**** INPUT FOR THIS TASK

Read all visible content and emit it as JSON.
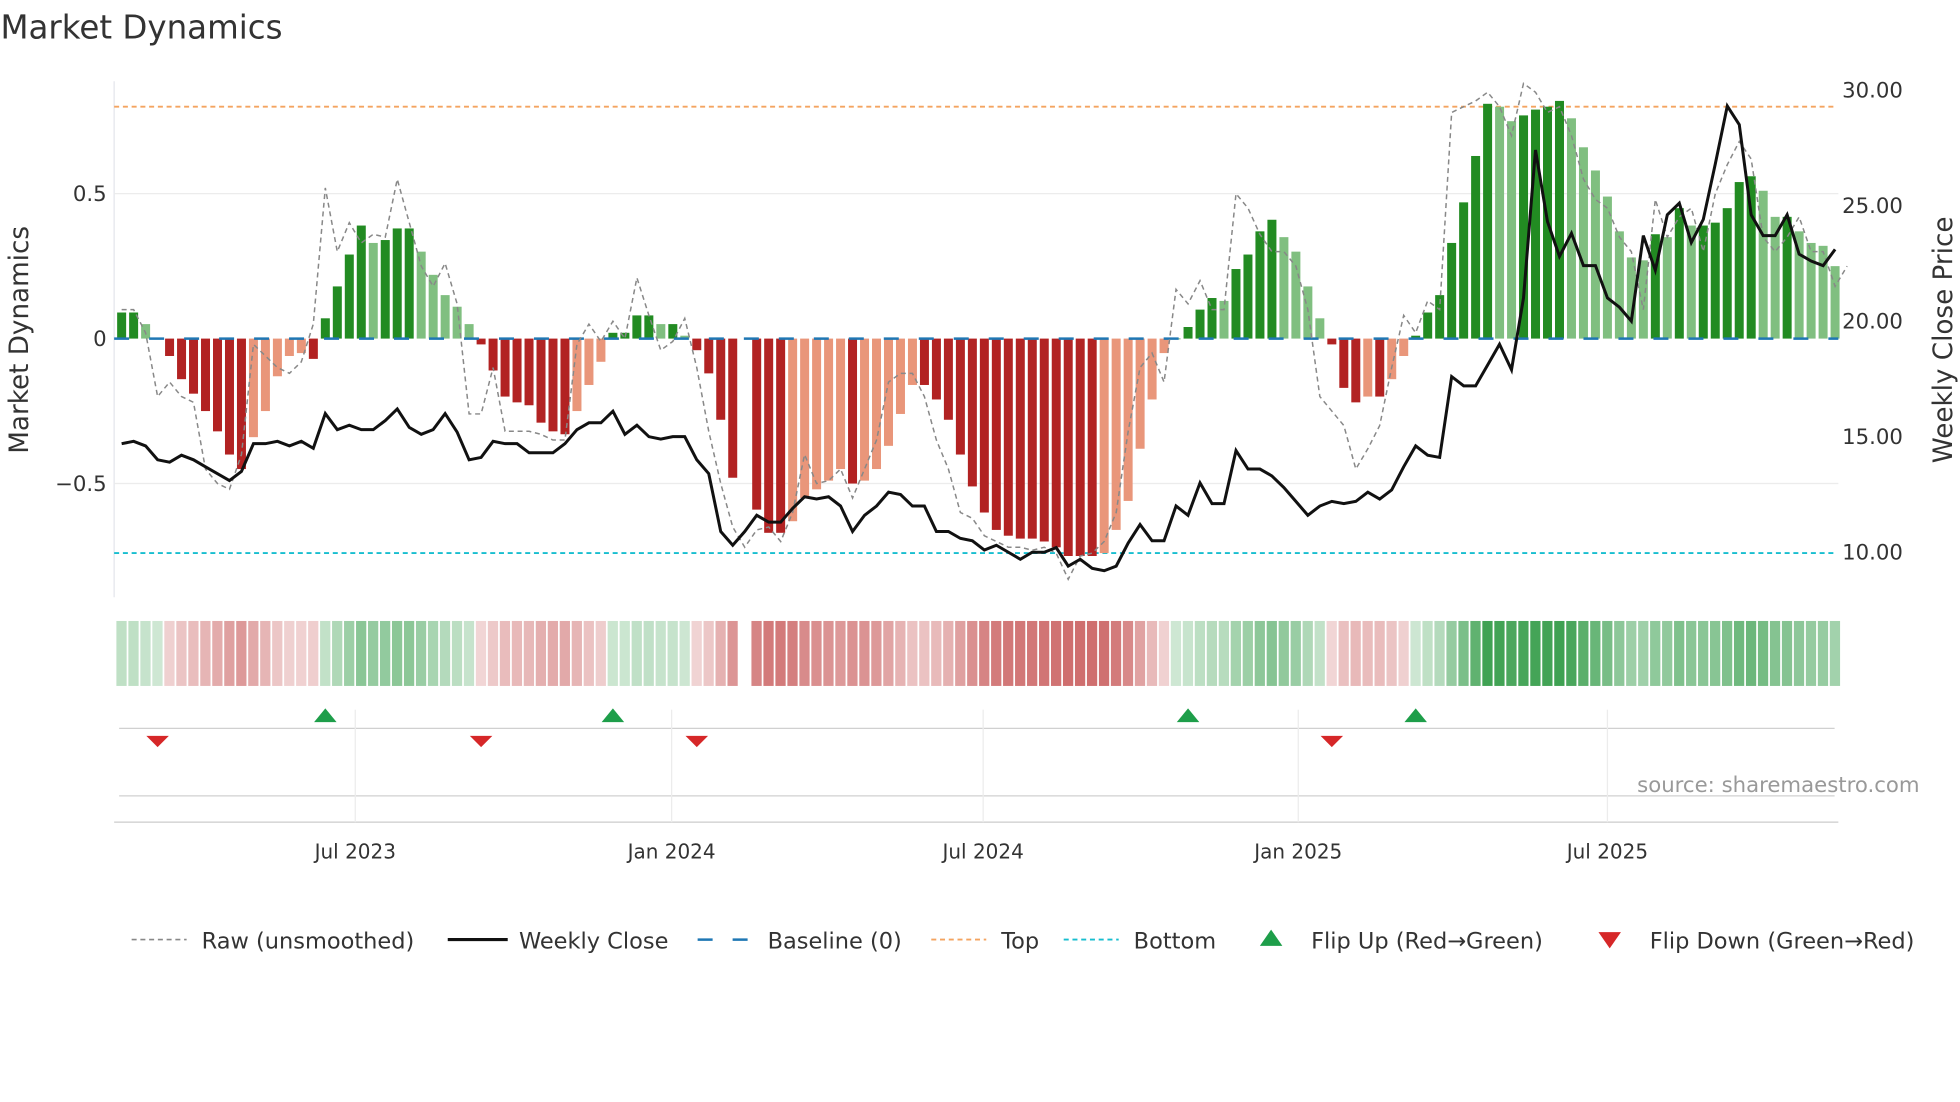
{
  "chart_data": {
    "type": "bar",
    "title": "Market Dynamics",
    "ylabel": "Market Dynamics",
    "y2label": "Weekly Close Price",
    "ylim": [
      -0.9,
      0.88
    ],
    "y2lim": [
      8.1,
      31.3
    ],
    "yticks": [
      {
        "v": 0.5,
        "label": "0.5"
      },
      {
        "v": 0,
        "label": "0"
      },
      {
        "v": -0.5,
        "label": "−0.5"
      }
    ],
    "y2ticks": [
      {
        "v": 30,
        "label": "30.00"
      },
      {
        "v": 25,
        "label": "25.00"
      },
      {
        "v": 20,
        "label": "20.00"
      },
      {
        "v": 15,
        "label": "15.00"
      },
      {
        "v": 10,
        "label": "10.00"
      }
    ],
    "xticks": [
      {
        "week": 19.5,
        "label": "Jul 2023"
      },
      {
        "week": 45.9,
        "label": "Jan 2024"
      },
      {
        "week": 71.9,
        "label": "Jul 2024"
      },
      {
        "week": 98.2,
        "label": "Jan 2025"
      },
      {
        "week": 124.0,
        "label": "Jul 2025"
      }
    ],
    "top": 0.8,
    "bottom": -0.74,
    "momentum": [
      0.09,
      0.09,
      0.05,
      0,
      -0.06,
      -0.14,
      -0.19,
      -0.25,
      -0.32,
      -0.4,
      -0.45,
      -0.34,
      -0.25,
      -0.13,
      -0.06,
      -0.05,
      -0.07,
      0.07,
      0.18,
      0.29,
      0.39,
      0.33,
      0.34,
      0.38,
      0.38,
      0.3,
      0.22,
      0.15,
      0.11,
      0.05,
      -0.02,
      -0.11,
      -0.2,
      -0.22,
      -0.23,
      -0.29,
      -0.32,
      -0.33,
      -0.25,
      -0.16,
      -0.08,
      0.02,
      0.02,
      0.08,
      0.08,
      0.05,
      0.05,
      0.01,
      -0.04,
      -0.12,
      -0.28,
      -0.48,
      null,
      -0.59,
      -0.67,
      -0.67,
      -0.63,
      -0.55,
      -0.52,
      -0.49,
      -0.45,
      -0.5,
      -0.49,
      -0.45,
      -0.37,
      -0.26,
      -0.16,
      -0.16,
      -0.21,
      -0.28,
      -0.4,
      -0.51,
      -0.6,
      -0.66,
      -0.68,
      -0.69,
      -0.69,
      -0.7,
      -0.72,
      -0.75,
      -0.75,
      -0.75,
      -0.74,
      -0.66,
      -0.56,
      -0.38,
      -0.21,
      -0.05,
      0.0,
      0.04,
      0.1,
      0.14,
      0.13,
      0.24,
      0.29,
      0.37,
      0.41,
      0.35,
      0.3,
      0.18,
      0.07,
      -0.02,
      -0.17,
      -0.22,
      -0.2,
      -0.2,
      -0.14,
      -0.06,
      0.01,
      0.09,
      0.15,
      0.33,
      0.47,
      0.63,
      0.81,
      0.8,
      0.75,
      0.77,
      0.79,
      0.8,
      0.82,
      0.76,
      0.66,
      0.58,
      0.49,
      0.37,
      0.28,
      0.27,
      0.36,
      0.35,
      0.45,
      0.39,
      0.39,
      0.4,
      0.45,
      0.54,
      0.56,
      0.51,
      0.42,
      0.42,
      0.37,
      0.33,
      0.32,
      0.25
    ],
    "raw": [
      0.1,
      0.1,
      0.02,
      -0.2,
      -0.15,
      -0.2,
      -0.22,
      -0.45,
      -0.5,
      -0.52,
      -0.4,
      -0.02,
      -0.06,
      -0.1,
      -0.12,
      -0.08,
      0.05,
      0.52,
      0.3,
      0.4,
      0.33,
      0.36,
      0.35,
      0.55,
      0.4,
      0.25,
      0.18,
      0.26,
      0.12,
      -0.26,
      -0.26,
      -0.1,
      -0.32,
      -0.32,
      -0.32,
      -0.33,
      -0.35,
      -0.35,
      -0.02,
      0.05,
      -0.01,
      0.06,
      0.0,
      0.21,
      0.08,
      -0.04,
      -0.01,
      0.07,
      -0.1,
      -0.32,
      -0.5,
      -0.65,
      -0.72,
      -0.66,
      -0.65,
      -0.7,
      -0.6,
      -0.4,
      -0.5,
      -0.49,
      -0.45,
      -0.55,
      -0.45,
      -0.35,
      -0.15,
      -0.12,
      -0.12,
      -0.2,
      -0.35,
      -0.45,
      -0.6,
      -0.62,
      -0.68,
      -0.7,
      -0.72,
      -0.72,
      -0.73,
      -0.72,
      -0.74,
      -0.83,
      -0.75,
      -0.74,
      -0.7,
      -0.6,
      -0.32,
      -0.1,
      -0.05,
      -0.15,
      0.17,
      0.12,
      0.2,
      0.1,
      0.1,
      0.5,
      0.45,
      0.36,
      0.3,
      0.3,
      0.25,
      0.1,
      -0.2,
      -0.25,
      -0.3,
      -0.45,
      -0.38,
      -0.3,
      -0.1,
      0.08,
      0.02,
      0.13,
      0.1,
      0.78,
      0.8,
      0.82,
      0.85,
      0.8,
      0.7,
      0.88,
      0.85,
      0.78,
      0.8,
      0.7,
      0.55,
      0.48,
      0.45,
      0.35,
      0.3,
      0.1,
      0.48,
      0.35,
      0.42,
      0.45,
      0.3,
      0.5,
      0.6,
      0.68,
      0.62,
      0.35,
      0.3,
      0.35,
      0.42,
      0.3,
      0.3,
      0.18,
      0.25
    ],
    "close": [
      14.7,
      14.8,
      14.6,
      14.0,
      13.9,
      14.2,
      14.0,
      13.7,
      13.4,
      13.1,
      13.5,
      14.7,
      14.7,
      14.8,
      14.6,
      14.8,
      14.5,
      16.0,
      15.3,
      15.5,
      15.3,
      15.3,
      15.7,
      16.2,
      15.4,
      15.1,
      15.3,
      16.0,
      15.2,
      14.0,
      14.1,
      14.8,
      14.7,
      14.7,
      14.3,
      14.3,
      14.3,
      14.7,
      15.3,
      15.6,
      15.6,
      16.1,
      15.1,
      15.5,
      15.0,
      14.9,
      15.0,
      15.0,
      14.0,
      13.4,
      10.9,
      10.3,
      10.9,
      11.6,
      11.3,
      11.3,
      11.9,
      12.4,
      12.3,
      12.4,
      12.0,
      10.9,
      11.6,
      12.0,
      12.6,
      12.5,
      12.0,
      12.0,
      10.9,
      10.9,
      10.6,
      10.5,
      10.1,
      10.3,
      10.0,
      9.7,
      10.0,
      10.0,
      10.2,
      9.4,
      9.7,
      9.3,
      9.2,
      9.4,
      10.4,
      11.2,
      10.5,
      10.5,
      12.0,
      11.6,
      13.0,
      12.1,
      12.1,
      14.4,
      13.6,
      13.6,
      13.3,
      12.8,
      12.2,
      11.6,
      12.0,
      12.2,
      12.1,
      12.2,
      12.6,
      12.3,
      12.7,
      13.7,
      14.6,
      14.2,
      14.1,
      17.6,
      17.2,
      17.2,
      18.1,
      19.0,
      17.9,
      21.0,
      27.4,
      24.3,
      22.8,
      23.8,
      22.4,
      22.4,
      21.0,
      20.6,
      20.0,
      23.7,
      22.2,
      24.6,
      25.1,
      23.4,
      24.4,
      26.8,
      29.3,
      28.5,
      24.6,
      23.7,
      23.7,
      24.6,
      22.9,
      22.6,
      22.4,
      23.1
    ],
    "flips_up": [
      17,
      41,
      89,
      108
    ],
    "flips_down": [
      3,
      30,
      48,
      101
    ],
    "legend": [
      "Raw (unsmoothed)",
      "Weekly Close",
      "Baseline (0)",
      "Top",
      "Bottom",
      "Flip Up (Red→Green)",
      "Flip Down (Green→Red)"
    ],
    "legend_placement": "bottom",
    "colors": {
      "green_dark": "#228b22",
      "green_light": "#80bf80",
      "red_dark": "#b22222",
      "red_light": "#e9967a",
      "baseline": "#1f77b4",
      "top": "#f4a460",
      "bottom": "#17becf",
      "flip_up": "#1e9e4a",
      "flip_down": "#d62728"
    }
  },
  "source": "source: sharemaestro.com"
}
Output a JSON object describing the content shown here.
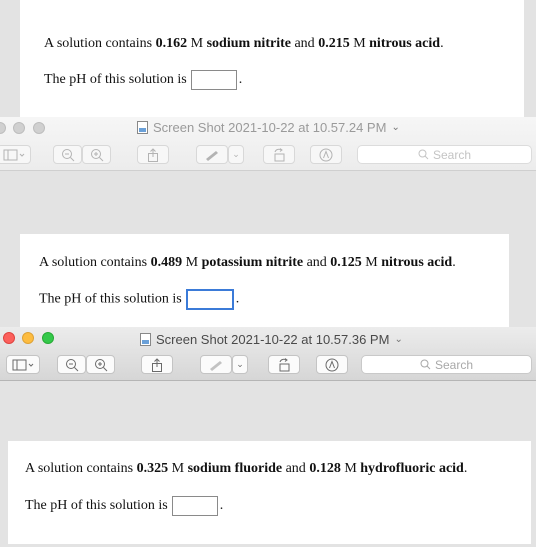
{
  "panels": [
    {
      "intro": "A solution contains ",
      "c1": "0.162",
      "unit": " M ",
      "s1": "sodium nitrite",
      "and": " and ",
      "c2": "0.215",
      "s2": "nitrous acid",
      "end": ".",
      "ph_prompt": "The pH of this solution is",
      "answer": ""
    },
    {
      "intro": "A solution contains ",
      "c1": "0.489",
      "unit": " M ",
      "s1": "potassium nitrite",
      "and": " and ",
      "c2": "0.125",
      "s2": "nitrous acid",
      "end": ".",
      "ph_prompt": "The pH of this solution is",
      "answer": ""
    },
    {
      "intro": "A solution contains ",
      "c1": "0.325",
      "unit": " M ",
      "s1": "sodium fluoride",
      "and": " and ",
      "c2": "0.128",
      "s2": "hydrofluoric acid",
      "end": ".",
      "ph_prompt": "The pH of this solution is",
      "answer": ""
    }
  ],
  "windows": [
    {
      "title": "Screen Shot 2021-10-22 at 10.57.24 PM",
      "search_placeholder": "Search"
    },
    {
      "title": "Screen Shot 2021-10-22 at 10.57.36 PM",
      "search_placeholder": "Search"
    }
  ],
  "period": "."
}
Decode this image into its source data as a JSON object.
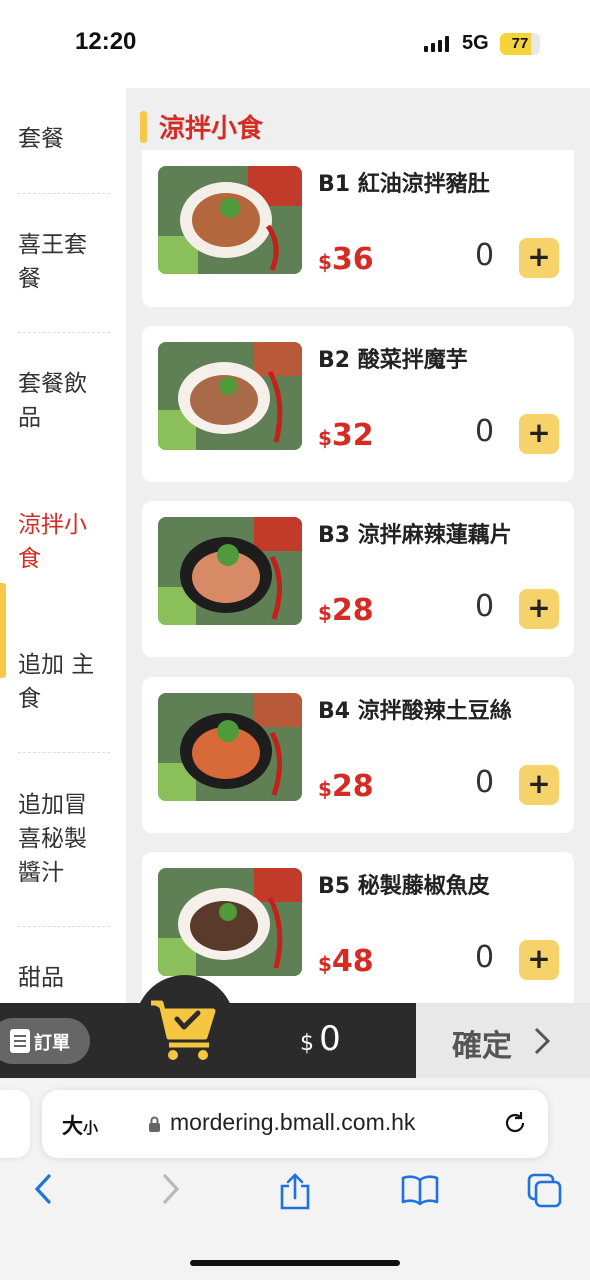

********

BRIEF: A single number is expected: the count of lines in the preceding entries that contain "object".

ANSWER SPACE: 2